In the late 18th century Lennox Gardens was known as Quail Field and was at the time leased to a market gardener. Late in the 1850’s the Prince’s brothers, George and James, founded the Prince’s Sporting Club, leasing the 14 acres that made up the Quail Field and laying out a cricket ground. By 1872, with Lord Cadogan as Chairman, the club had 700 members and the Marylebone Cricket Club had moved their headquarters to the ground. The MCC moved on to Lord’s a few years later where it remains to this day. The grounds hosted many first-class matches and was used by the Middlesex County Cricket Club for a number of years.
The famous cricketer William Gilbert Grace, commonly considered as one of the sport’s greatest ever players and an important figure in the development of the sport, played here on many occasions and holds the accolade of the highest individual score on the ground.
The club introduced lawn tennis in 1875 and did more to formalise the rules than any other body in these early days of the sport, establishing both the size of the court and the height of the net. The Prince’s and Wimbledon annual championships were on a par in 1881 when overhead service was first used at Prince’s. The club held the same eminent position in racquets and later in squash racquets. In 1885 the extension of Pont Street was authorised and the cricket ground was closed and the racquet courts were pulled down.
Today Quail Field consists of Lennox Gardens and Mews and Clabon Mews. The large redbrick houses were the work of a number of architects but were all constructed of a style which Osbert Lancaster named ‘Pont Street Dutch’.

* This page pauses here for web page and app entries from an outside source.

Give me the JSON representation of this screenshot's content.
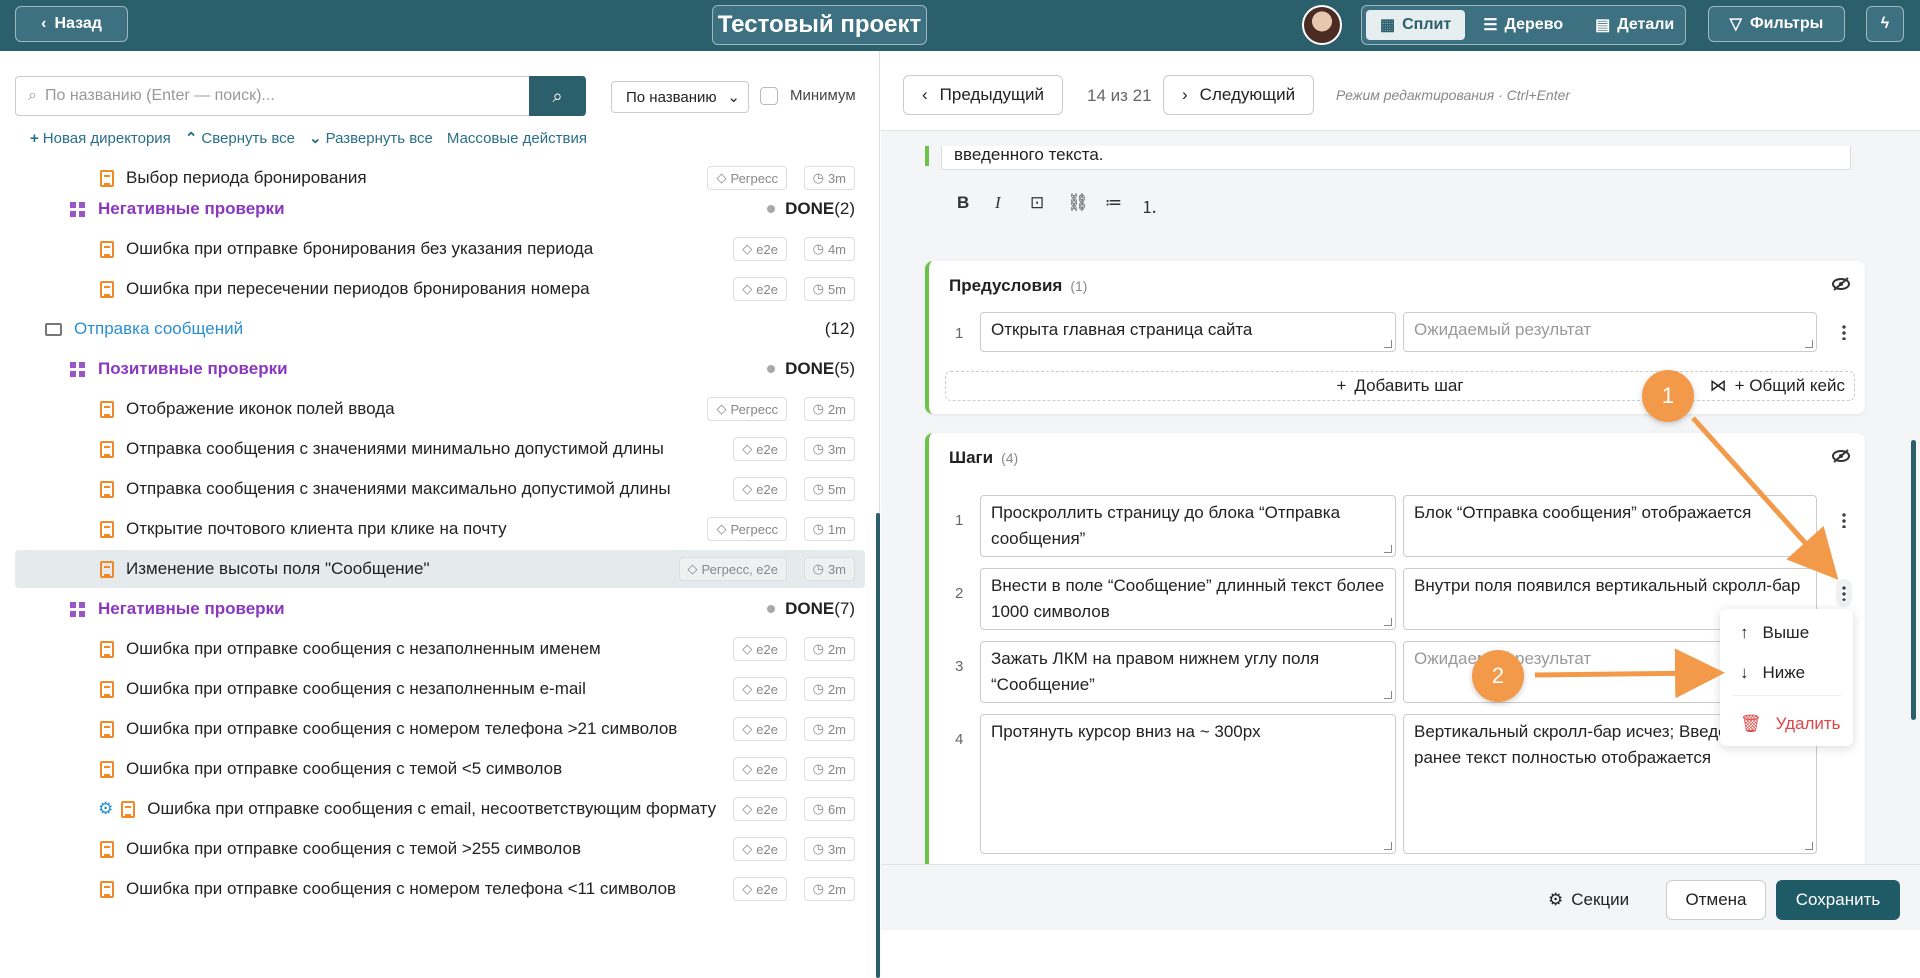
{
  "topbar": {
    "back_label": "Назад",
    "project_title": "Тестовый проект",
    "views": [
      {
        "label": "Сплит",
        "active": true
      },
      {
        "label": "Дерево",
        "active": false
      },
      {
        "label": "Детали",
        "active": false
      }
    ],
    "filters_label": "Фильтры"
  },
  "left": {
    "search_placeholder": "По названию (Enter — поиск)...",
    "sort_value": "По названию",
    "minimum_label": "Минимум",
    "actions": [
      "Новая директория",
      "Свернуть все",
      "Развернуть все",
      "Массовые действия"
    ],
    "rows": [
      {
        "kind": "case",
        "title": "Выбор периода бронирования",
        "tag": "Регресс",
        "time": "3m"
      },
      {
        "kind": "group",
        "title": "Негативные проверки",
        "status": "DONE",
        "count": "(2)"
      },
      {
        "kind": "case",
        "title": "Ошибка при отправке бронирования без указания периода",
        "tag": "e2e",
        "time": "4m"
      },
      {
        "kind": "case",
        "title": "Ошибка при пересечении периодов бронирования номера",
        "tag": "e2e",
        "time": "5m"
      },
      {
        "kind": "folder",
        "title": "Отправка сообщений",
        "count": "(12)"
      },
      {
        "kind": "group",
        "title": "Позитивные проверки",
        "status": "DONE",
        "count": "(5)"
      },
      {
        "kind": "case",
        "title": "Отображение иконок полей ввода",
        "tag": "Регресс",
        "time": "2m"
      },
      {
        "kind": "case",
        "title": "Отправка сообщения с значениями минимально допустимой длины",
        "tag": "e2e",
        "time": "3m"
      },
      {
        "kind": "case",
        "title": "Отправка сообщения с значениями максимально допустимой длины",
        "tag": "e2e",
        "time": "5m"
      },
      {
        "kind": "case",
        "title": "Открытие почтового клиента при клике на почту",
        "tag": "Регресс",
        "time": "1m"
      },
      {
        "kind": "case",
        "title": "Изменение высоты поля \"Сообщение\"",
        "tag": "Регресс, e2e",
        "time": "3m",
        "selected": true
      },
      {
        "kind": "group",
        "title": "Негативные проверки",
        "status": "DONE",
        "count": "(7)"
      },
      {
        "kind": "case",
        "title": "Ошибка при отправке сообщения с незаполненным именем",
        "tag": "e2e",
        "time": "2m"
      },
      {
        "kind": "case",
        "title": "Ошибка при отправке сообщения с незаполненным e-mail",
        "tag": "e2e",
        "time": "2m"
      },
      {
        "kind": "case",
        "title": "Ошибка при отправке сообщения с номером телефона >21 символов",
        "tag": "e2e",
        "time": "2m"
      },
      {
        "kind": "case",
        "title": "Ошибка при отправке сообщения с темой <5 символов",
        "tag": "e2e",
        "time": "2m"
      },
      {
        "kind": "case",
        "title": "Ошибка при отправке сообщения с email, несоответствующим формату",
        "tag": "e2e",
        "time": "6m",
        "gear": true
      },
      {
        "kind": "case",
        "title": "Ошибка при отправке сообщения с темой >255 символов",
        "tag": "e2e",
        "time": "3m"
      },
      {
        "kind": "case",
        "title": "Ошибка при отправке сообщения с номером телефона <11 символов",
        "tag": "e2e",
        "time": "2m"
      }
    ]
  },
  "right": {
    "prev_label": "Предыдущий",
    "position": "14 из 21",
    "next_label": "Следующий",
    "edit_hint": "Режим редактирования · Ctrl+Enter",
    "description_tail": "введенного текста.",
    "preconditions": {
      "title": "Предусловия",
      "count": "(1)",
      "steps": [
        {
          "n": "1",
          "action": "Открыта главная страница сайта",
          "result": "Ожидаемый результат"
        }
      ],
      "add_step": "Добавить шаг",
      "shared_case": "+ Общий кейс"
    },
    "steps": {
      "title": "Шаги",
      "count": "(4)",
      "items": [
        {
          "n": "1",
          "action": "Проскроллить страницу до блока “Отправка сообщения”",
          "result": "Блок “Отправка сообщения” отображается"
        },
        {
          "n": "2",
          "action": "Внести в поле “Сообщение” длинный текст более 1000 символов",
          "result": "Внутри поля появился вертикальный скролл-бар"
        },
        {
          "n": "3",
          "action": "Зажать ЛКМ на правом нижнем углу поля “Сообщение”",
          "result": "Ожидаемый результат"
        },
        {
          "n": "4",
          "action": "Протянуть курсор вниз на ~ 300px",
          "result": "Вертикальный скролл-бар исчез; Введенный ранее текст полностью отображается"
        }
      ]
    },
    "menu": {
      "up": "Выше",
      "down": "Ниже",
      "delete": "Удалить"
    },
    "badges": [
      "1",
      "2"
    ],
    "bottom": {
      "sections": "Секции",
      "cancel": "Отмена",
      "save": "Сохранить"
    }
  }
}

Part of the original Smith’s Charity Estate, the gardens were named after a trustee of the Charity, the 6th Duke of Richmond and Lennox. The gardens were built on the Prince’s cricket ground after its lease expired in 1885.